We actually have too much to do inside – too many things, too many choices, too many distractions, too many disruptions and not enough space and time. In the confined indoor space every time someone picks up a toy, or moves to a different spot, or the phone rings, or someone comes to the door it changes the focus of all the other children in the room. The last thing I want to do is initiate yet another activity and create another transition.

Transitions – arrivals, departures, meal prep/cleanup, diaper changes/bathroom breaks, etc – even if they don’t involve the busy children, they are distractions that interrupt their play. They notice when I walk toward the kitchen and one of them will announce that it is time to clean up for lunch – it is not but someone will assume it is and an argument will ensue. The children have difficulty engaging in any activity because they are anticipating what is ‘next’ – no one is actually playing. They are in limbo, watching and waiting.

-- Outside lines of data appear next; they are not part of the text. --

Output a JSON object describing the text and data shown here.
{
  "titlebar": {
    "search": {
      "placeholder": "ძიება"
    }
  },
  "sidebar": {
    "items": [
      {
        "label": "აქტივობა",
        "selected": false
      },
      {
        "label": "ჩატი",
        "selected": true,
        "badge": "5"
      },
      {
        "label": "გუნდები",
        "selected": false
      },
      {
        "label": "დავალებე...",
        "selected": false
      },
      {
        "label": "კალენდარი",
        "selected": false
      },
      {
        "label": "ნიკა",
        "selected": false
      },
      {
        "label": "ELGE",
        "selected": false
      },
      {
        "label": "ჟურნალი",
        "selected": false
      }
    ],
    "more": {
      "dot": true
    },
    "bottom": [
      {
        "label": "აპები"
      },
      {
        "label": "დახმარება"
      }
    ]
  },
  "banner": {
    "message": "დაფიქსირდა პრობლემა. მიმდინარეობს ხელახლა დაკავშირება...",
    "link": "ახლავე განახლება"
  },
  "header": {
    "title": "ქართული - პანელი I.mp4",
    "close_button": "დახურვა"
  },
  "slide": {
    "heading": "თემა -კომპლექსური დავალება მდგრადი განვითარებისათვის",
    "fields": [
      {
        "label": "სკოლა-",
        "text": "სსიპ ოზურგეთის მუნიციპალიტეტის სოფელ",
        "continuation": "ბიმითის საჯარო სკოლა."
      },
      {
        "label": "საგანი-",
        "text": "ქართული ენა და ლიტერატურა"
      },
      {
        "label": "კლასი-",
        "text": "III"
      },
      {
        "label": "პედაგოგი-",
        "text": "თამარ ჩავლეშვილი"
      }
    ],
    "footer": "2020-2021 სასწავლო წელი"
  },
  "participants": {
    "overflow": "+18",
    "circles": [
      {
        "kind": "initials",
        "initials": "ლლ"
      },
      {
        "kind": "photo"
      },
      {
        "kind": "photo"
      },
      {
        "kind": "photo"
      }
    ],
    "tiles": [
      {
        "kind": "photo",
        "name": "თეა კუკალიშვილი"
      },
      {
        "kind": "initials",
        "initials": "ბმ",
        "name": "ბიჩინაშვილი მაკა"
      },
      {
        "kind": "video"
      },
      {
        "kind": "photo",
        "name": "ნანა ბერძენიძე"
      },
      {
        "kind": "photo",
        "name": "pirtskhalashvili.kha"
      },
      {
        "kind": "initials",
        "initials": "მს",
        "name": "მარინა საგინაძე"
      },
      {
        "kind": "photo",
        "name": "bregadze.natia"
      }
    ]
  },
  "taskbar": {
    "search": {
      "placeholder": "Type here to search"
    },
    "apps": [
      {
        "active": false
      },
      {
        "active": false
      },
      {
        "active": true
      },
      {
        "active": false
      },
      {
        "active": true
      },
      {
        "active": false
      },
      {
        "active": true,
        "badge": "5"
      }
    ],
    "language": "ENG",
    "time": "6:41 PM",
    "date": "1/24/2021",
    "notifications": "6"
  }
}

I can relate. I often put off doing paperwork, writing blog posts, working on my website etc – not because I don’t want to do it but because I know I won’t have enough time to fully engage in the activity and be able to finish what needs to be done. So instead of getting a little bit of work done I get none done because I didn’t even attempt to start.

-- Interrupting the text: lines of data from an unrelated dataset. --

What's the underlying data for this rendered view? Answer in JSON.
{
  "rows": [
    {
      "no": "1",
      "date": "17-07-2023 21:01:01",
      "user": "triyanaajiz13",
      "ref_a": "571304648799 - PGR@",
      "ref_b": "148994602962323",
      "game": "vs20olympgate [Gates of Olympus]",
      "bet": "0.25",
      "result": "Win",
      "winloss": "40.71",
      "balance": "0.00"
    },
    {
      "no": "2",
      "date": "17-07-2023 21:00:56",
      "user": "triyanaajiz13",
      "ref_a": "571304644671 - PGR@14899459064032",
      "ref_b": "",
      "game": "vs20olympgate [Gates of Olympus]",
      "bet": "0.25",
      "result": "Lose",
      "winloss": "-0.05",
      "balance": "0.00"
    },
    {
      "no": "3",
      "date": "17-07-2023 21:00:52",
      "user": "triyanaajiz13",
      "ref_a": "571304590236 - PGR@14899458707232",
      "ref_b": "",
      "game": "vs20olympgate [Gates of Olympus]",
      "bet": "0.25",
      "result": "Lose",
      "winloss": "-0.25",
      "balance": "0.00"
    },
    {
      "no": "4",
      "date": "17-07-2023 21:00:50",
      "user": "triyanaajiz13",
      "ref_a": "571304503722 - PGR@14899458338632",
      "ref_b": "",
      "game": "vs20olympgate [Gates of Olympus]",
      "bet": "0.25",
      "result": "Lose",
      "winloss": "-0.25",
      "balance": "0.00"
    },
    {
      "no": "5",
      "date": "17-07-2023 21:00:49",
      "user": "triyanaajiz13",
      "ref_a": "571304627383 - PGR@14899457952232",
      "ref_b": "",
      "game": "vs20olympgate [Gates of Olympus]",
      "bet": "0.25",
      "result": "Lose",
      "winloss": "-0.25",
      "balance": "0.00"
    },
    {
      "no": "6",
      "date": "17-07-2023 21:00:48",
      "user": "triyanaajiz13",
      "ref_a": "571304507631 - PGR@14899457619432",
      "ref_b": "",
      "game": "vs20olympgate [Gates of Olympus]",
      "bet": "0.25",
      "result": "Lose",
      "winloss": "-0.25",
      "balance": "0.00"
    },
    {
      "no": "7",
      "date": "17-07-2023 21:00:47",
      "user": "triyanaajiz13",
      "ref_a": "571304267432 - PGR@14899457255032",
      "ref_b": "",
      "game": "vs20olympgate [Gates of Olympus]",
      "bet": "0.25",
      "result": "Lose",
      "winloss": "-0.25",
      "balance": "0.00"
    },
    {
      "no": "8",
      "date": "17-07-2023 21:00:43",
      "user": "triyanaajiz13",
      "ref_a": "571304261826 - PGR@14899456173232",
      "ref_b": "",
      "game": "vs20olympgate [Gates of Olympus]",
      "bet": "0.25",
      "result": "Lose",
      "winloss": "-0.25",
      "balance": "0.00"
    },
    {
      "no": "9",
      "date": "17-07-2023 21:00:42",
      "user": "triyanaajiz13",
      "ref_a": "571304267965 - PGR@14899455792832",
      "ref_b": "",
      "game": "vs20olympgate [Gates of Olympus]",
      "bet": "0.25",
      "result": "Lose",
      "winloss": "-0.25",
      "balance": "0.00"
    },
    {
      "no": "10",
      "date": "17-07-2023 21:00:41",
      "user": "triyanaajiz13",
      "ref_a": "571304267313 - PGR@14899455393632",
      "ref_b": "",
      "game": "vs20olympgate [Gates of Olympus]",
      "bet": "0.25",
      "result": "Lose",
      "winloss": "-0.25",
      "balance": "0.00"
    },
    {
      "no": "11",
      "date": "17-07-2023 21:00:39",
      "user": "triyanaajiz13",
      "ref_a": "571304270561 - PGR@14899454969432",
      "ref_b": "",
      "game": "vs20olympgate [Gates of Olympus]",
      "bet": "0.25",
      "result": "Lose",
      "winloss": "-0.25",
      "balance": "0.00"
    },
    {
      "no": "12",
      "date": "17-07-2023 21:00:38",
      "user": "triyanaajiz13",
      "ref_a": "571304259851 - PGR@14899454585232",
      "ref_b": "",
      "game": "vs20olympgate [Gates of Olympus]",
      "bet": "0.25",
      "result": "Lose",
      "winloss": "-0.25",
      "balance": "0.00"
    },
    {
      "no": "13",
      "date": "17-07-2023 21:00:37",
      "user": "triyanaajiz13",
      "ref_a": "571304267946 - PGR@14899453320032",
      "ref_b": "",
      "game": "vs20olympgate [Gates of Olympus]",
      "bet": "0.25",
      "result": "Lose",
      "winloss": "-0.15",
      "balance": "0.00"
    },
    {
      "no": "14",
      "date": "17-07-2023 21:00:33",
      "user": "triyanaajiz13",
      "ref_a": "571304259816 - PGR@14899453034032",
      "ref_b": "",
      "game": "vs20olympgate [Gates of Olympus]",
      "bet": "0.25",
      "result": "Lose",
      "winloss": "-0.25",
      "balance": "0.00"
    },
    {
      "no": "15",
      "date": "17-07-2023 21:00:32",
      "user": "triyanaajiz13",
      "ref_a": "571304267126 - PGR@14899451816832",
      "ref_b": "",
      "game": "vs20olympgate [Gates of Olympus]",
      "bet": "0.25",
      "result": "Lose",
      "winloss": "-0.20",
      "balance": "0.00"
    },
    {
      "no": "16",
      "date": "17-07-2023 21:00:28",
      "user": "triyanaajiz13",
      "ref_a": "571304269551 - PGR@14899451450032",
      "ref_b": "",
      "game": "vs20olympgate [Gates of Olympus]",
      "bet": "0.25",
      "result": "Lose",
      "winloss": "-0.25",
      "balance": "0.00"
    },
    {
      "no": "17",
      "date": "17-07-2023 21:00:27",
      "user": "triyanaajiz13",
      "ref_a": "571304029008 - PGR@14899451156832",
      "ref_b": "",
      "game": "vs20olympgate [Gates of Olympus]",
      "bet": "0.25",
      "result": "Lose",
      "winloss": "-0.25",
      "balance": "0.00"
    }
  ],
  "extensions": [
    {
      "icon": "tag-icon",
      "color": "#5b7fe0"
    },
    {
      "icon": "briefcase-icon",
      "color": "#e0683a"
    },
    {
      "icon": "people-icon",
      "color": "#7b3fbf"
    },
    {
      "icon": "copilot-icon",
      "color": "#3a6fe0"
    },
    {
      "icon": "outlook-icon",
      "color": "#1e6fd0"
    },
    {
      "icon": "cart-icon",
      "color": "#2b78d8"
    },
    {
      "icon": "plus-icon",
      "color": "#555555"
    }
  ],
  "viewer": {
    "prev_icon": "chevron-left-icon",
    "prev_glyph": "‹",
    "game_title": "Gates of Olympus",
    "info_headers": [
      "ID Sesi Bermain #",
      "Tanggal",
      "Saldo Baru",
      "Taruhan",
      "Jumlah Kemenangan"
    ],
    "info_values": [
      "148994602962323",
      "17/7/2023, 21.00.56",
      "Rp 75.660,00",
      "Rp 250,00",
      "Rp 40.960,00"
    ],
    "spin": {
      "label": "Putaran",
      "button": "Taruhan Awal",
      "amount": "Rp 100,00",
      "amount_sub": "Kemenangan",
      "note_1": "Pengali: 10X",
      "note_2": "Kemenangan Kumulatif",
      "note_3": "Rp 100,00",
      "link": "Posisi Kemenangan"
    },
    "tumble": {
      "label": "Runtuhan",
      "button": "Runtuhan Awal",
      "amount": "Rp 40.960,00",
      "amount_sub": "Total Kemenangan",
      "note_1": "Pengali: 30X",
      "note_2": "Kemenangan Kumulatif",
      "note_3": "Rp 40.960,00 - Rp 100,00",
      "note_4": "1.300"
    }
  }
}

Planned group activities don’t help the children. Certainly they can briefly create an artificial period of engagement and can effectively redirect when the children are in battle mode. However, they also create more transitions and ultimately they just make it more difficult for the children to make their own independent activity choices – the way they do when we are outside.

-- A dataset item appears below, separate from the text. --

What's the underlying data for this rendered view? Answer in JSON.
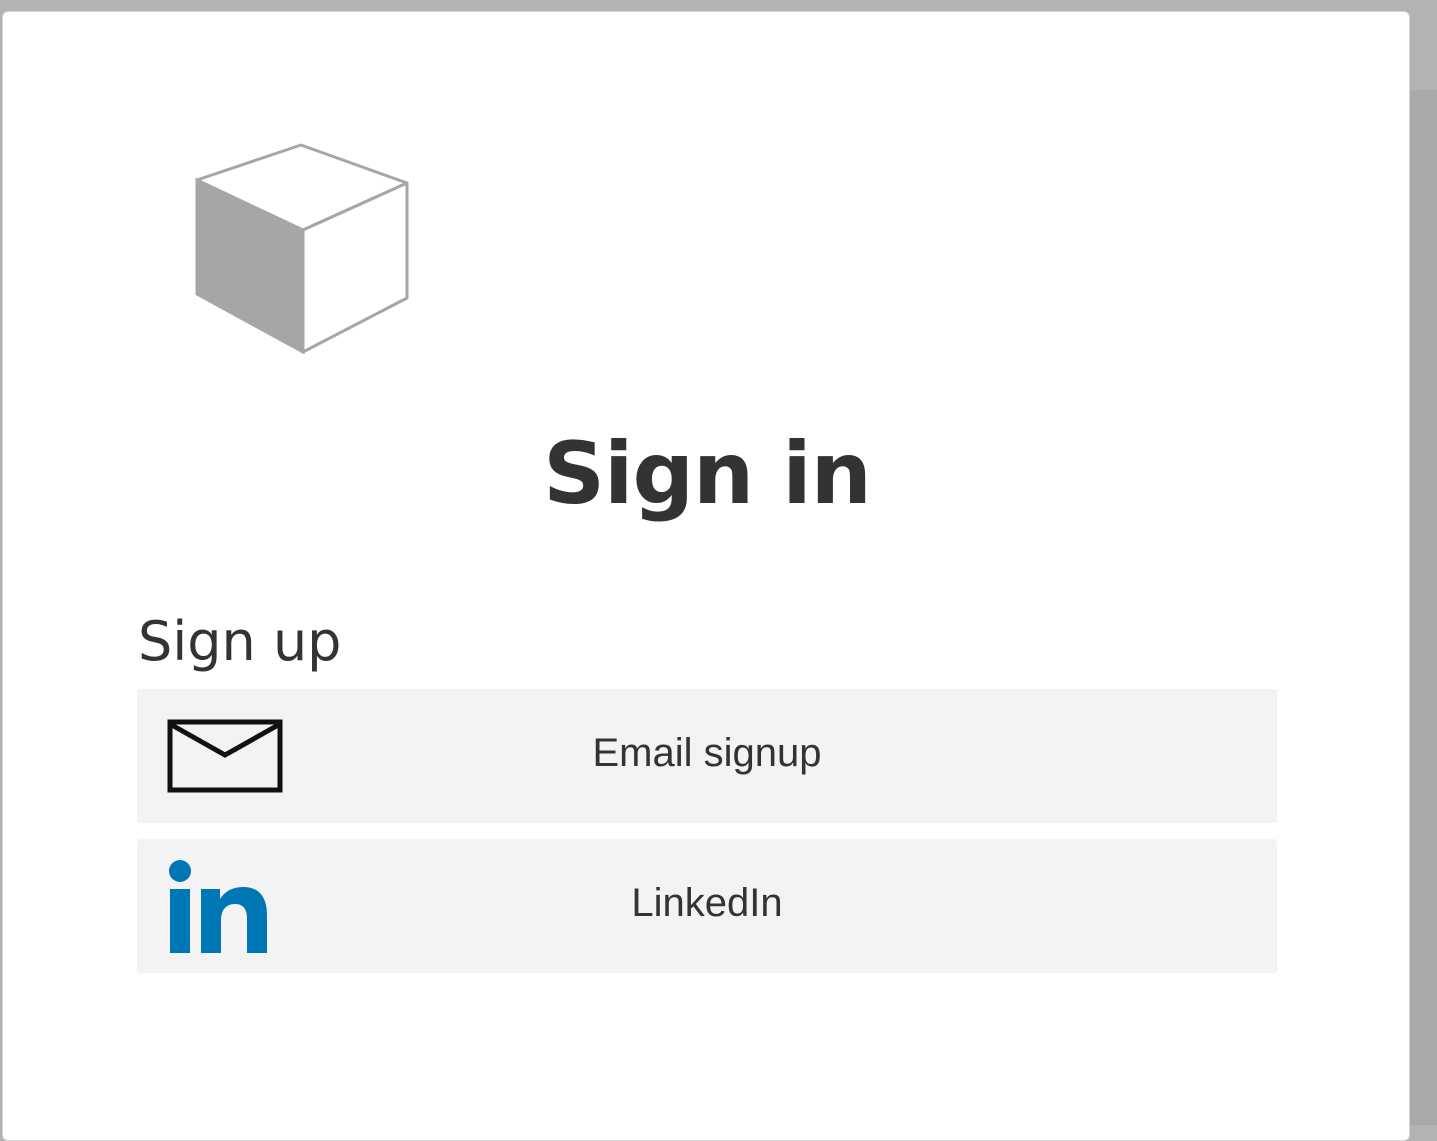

When we are outside, even though my yard is not huge, there is still more separation between the various play areas than there is indoors making it easier for the children to sustain their focus on one activity without being distracted by others playing elsewhere in the yard. My activities are also not a distraction when we are outdoors. I have several benches around the periphery of the yard that make it easy to blend in to the environment and observe the children without disturbing their play. I am present but not involved, not directing.

Indoors we have many of the same activity choice as we do outdoors – even many gross motor opportunities (that will be another post) but indoors there is less space and I am closer which makes the children less likely to engage in self-directed activities. When I am close their questions are endless; “What are you doing? Where are you going? Can I see in that box? Are we going to do a craft? What was that noise? Who is at the door/upstairs/in the kitchen?” They are not engaged in play because I am a distraction.

When I am too close there is an expectation that I will assist them, I will solve their problems, I will entertain them and they don’t need to do anything. In a small confined space it is more difficult for me to allow them more time to solve problems and I am more likely to redirect their activities. My involvement often increases the likelihood that they will do it again – there is a lot more testing of limits as I become a prop in their cause and effect experiments.

So, I don’t want to plan more activities – we don’t need more activities. I need to tweak our schedule and indoor environment to give us more space and uninterrupted time – or we could just go outside.